• carbon;
  • nitrogen;
  • boreal lakes;
  • C evasion/accumulation;
  • drivers;
  • water chemistry

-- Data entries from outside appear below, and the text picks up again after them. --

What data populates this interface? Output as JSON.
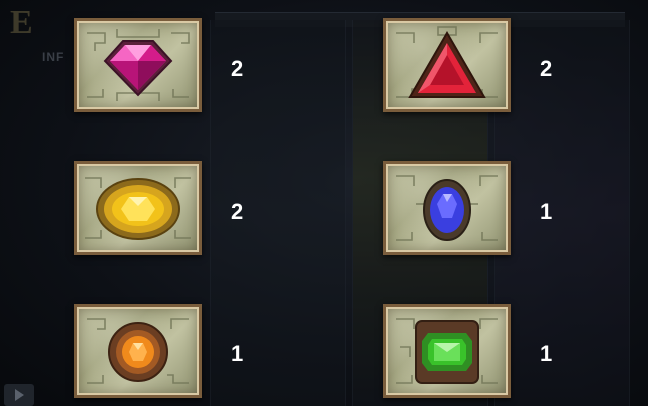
{
  "background": {
    "logo_fragment": "E",
    "info_fragment": "INF"
  },
  "paytable": [
    {
      "symbol": "pink-diamond-gem",
      "count": "2",
      "gem_color": "#e0309a"
    },
    {
      "symbol": "red-triangle-gem",
      "count": "2",
      "gem_color": "#e3233a"
    },
    {
      "symbol": "yellow-oval-gem",
      "count": "2",
      "gem_color": "#f2c21a"
    },
    {
      "symbol": "blue-oval-gem",
      "count": "1",
      "gem_color": "#3a3fe0"
    },
    {
      "symbol": "orange-round-gem",
      "count": "1",
      "gem_color": "#f08a1c"
    },
    {
      "symbol": "green-square-gem",
      "count": "1",
      "gem_color": "#39c22a"
    }
  ]
}
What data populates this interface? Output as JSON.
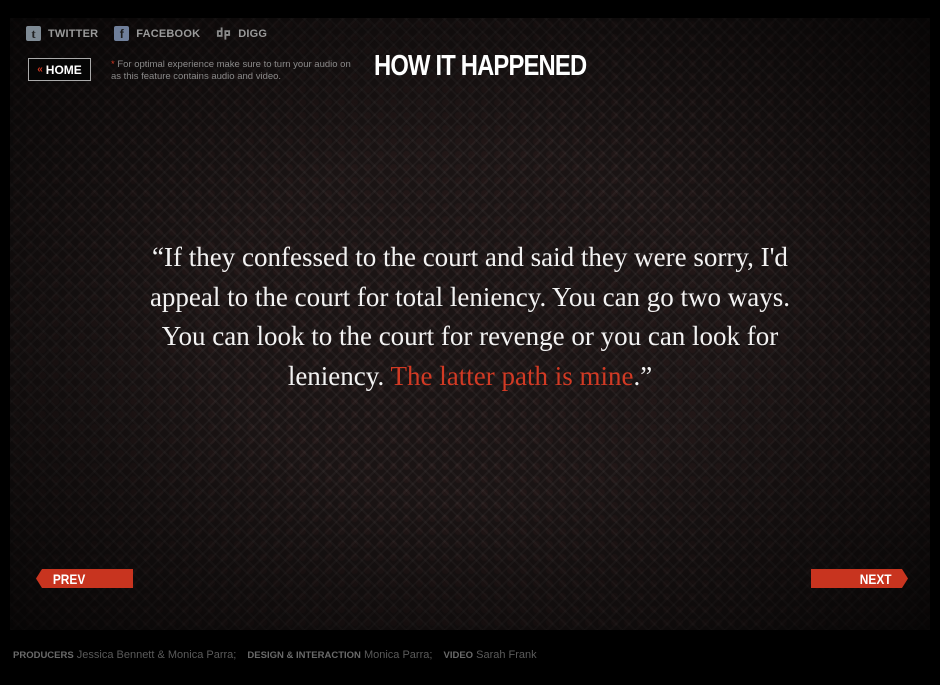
{
  "social": {
    "twitter": {
      "label": "TWITTER",
      "icon": "twitter-icon"
    },
    "facebook": {
      "label": "FACEBOOK",
      "icon": "facebook-icon"
    },
    "digg": {
      "label": "DIGG",
      "icon": "digg-icon"
    }
  },
  "home": {
    "chevron": "«",
    "label": "HOME"
  },
  "notice": {
    "star": "*",
    "text": "For optimal experience make sure to turn your audio on as this feature contains audio and video."
  },
  "title": "HOW IT HAPPENED",
  "quote": {
    "main": "“If they confessed to the court and said they were sorry, I'd appeal to the court for total leniency. You can go two ways. You can look to the court for revenge or you can look for leniency. ",
    "highlight": "The latter path is mine",
    "end": ".”"
  },
  "nav": {
    "prev": "PREV",
    "next": "NEXT"
  },
  "credits": {
    "producers_role": "PRODUCERS",
    "producers": "Jessica Bennett & Monica Parra;",
    "design_role": "DESIGN & INTERACTION",
    "design": "Monica Parra;",
    "video_role": "VIDEO",
    "video": "Sarah Frank"
  },
  "colors": {
    "accent": "#d23a24",
    "background": "#1a1414",
    "text": "#f2f2f2"
  }
}
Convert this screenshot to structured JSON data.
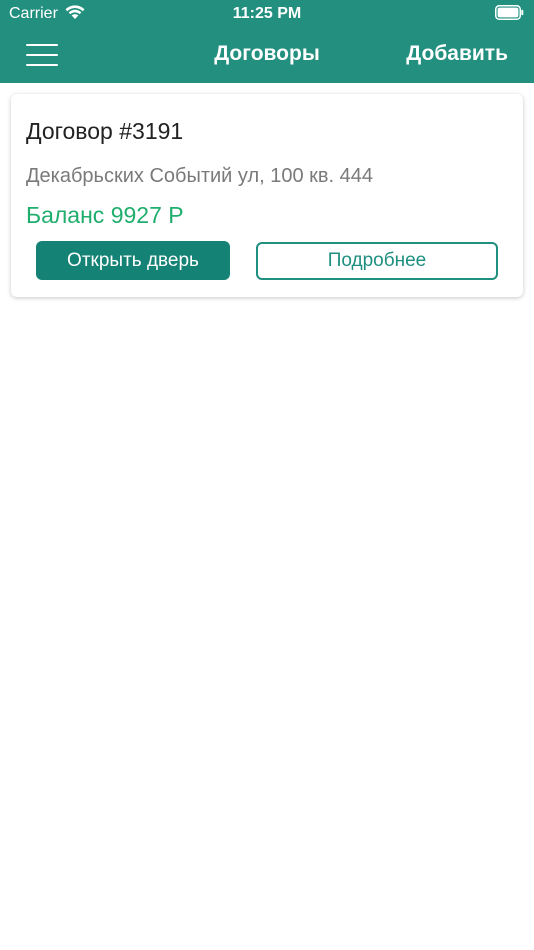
{
  "status_bar": {
    "carrier": "Carrier",
    "time": "11:25 PM"
  },
  "navbar": {
    "title": "Договоры",
    "add_label": "Добавить",
    "background": "#23907f"
  },
  "contracts": [
    {
      "title": "Договор #3191",
      "address": "Декабрьских Событий ул, 100 кв. 444",
      "balance": "Баланс 9927 Р",
      "open_door_label": "Открыть дверь",
      "details_label": "Подробнее"
    }
  ],
  "colors": {
    "accent": "#148274",
    "balance": "#1fae6d"
  }
}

[1] The role of lakes in landscape carbon (C) cycling and primary drivers behind freshwater C balance have remained poorly known, although lakes are an important landscape component and cover 10% of Finland's total area. We studied CO2 evasion and average Holocene C accumulation in 82 boreal lakes (0.04–1540 km2; max depth 1–93 m) located between the latitudes 60°N and 69°N. Both CO2 evasion and C accumulation correlated with numerous drivers and were closely linked to lake area and maximum depth. The total aquatic C retention (C evasion + C accumulation) was largely determined by lake area (r2 = 0.96, p < 0.0001). Carbon in boreal lakes is mostly terrestrially fixed and our data demonstrate that boreal lakes are important conduits for transferring terrestrially fixed C to the atmosphere. C evasion/accumulation ratio (Cev/Cacc) ranged from 4 to 86 (on average 30) and correlated positively only with lake water NO3-N concentration and maximum depth, and negatively with sediment N pool. Numerous possible important drivers like land use and climate as well as lake physical and chemical characteristics were compared to C balances. Our study might thus be valuable in trying to understand links between aquatic and terrestrial C cycling over boreal landscapes. Although climatic drivers generally play a key role in short-term C balance fluctuations, our data indicate nitrogen/fertility to be a key contributing factor to long term C balance—increasing Cev/Cacc and thus decreasing the role of lakes in landscape C sequestration in boreal zone.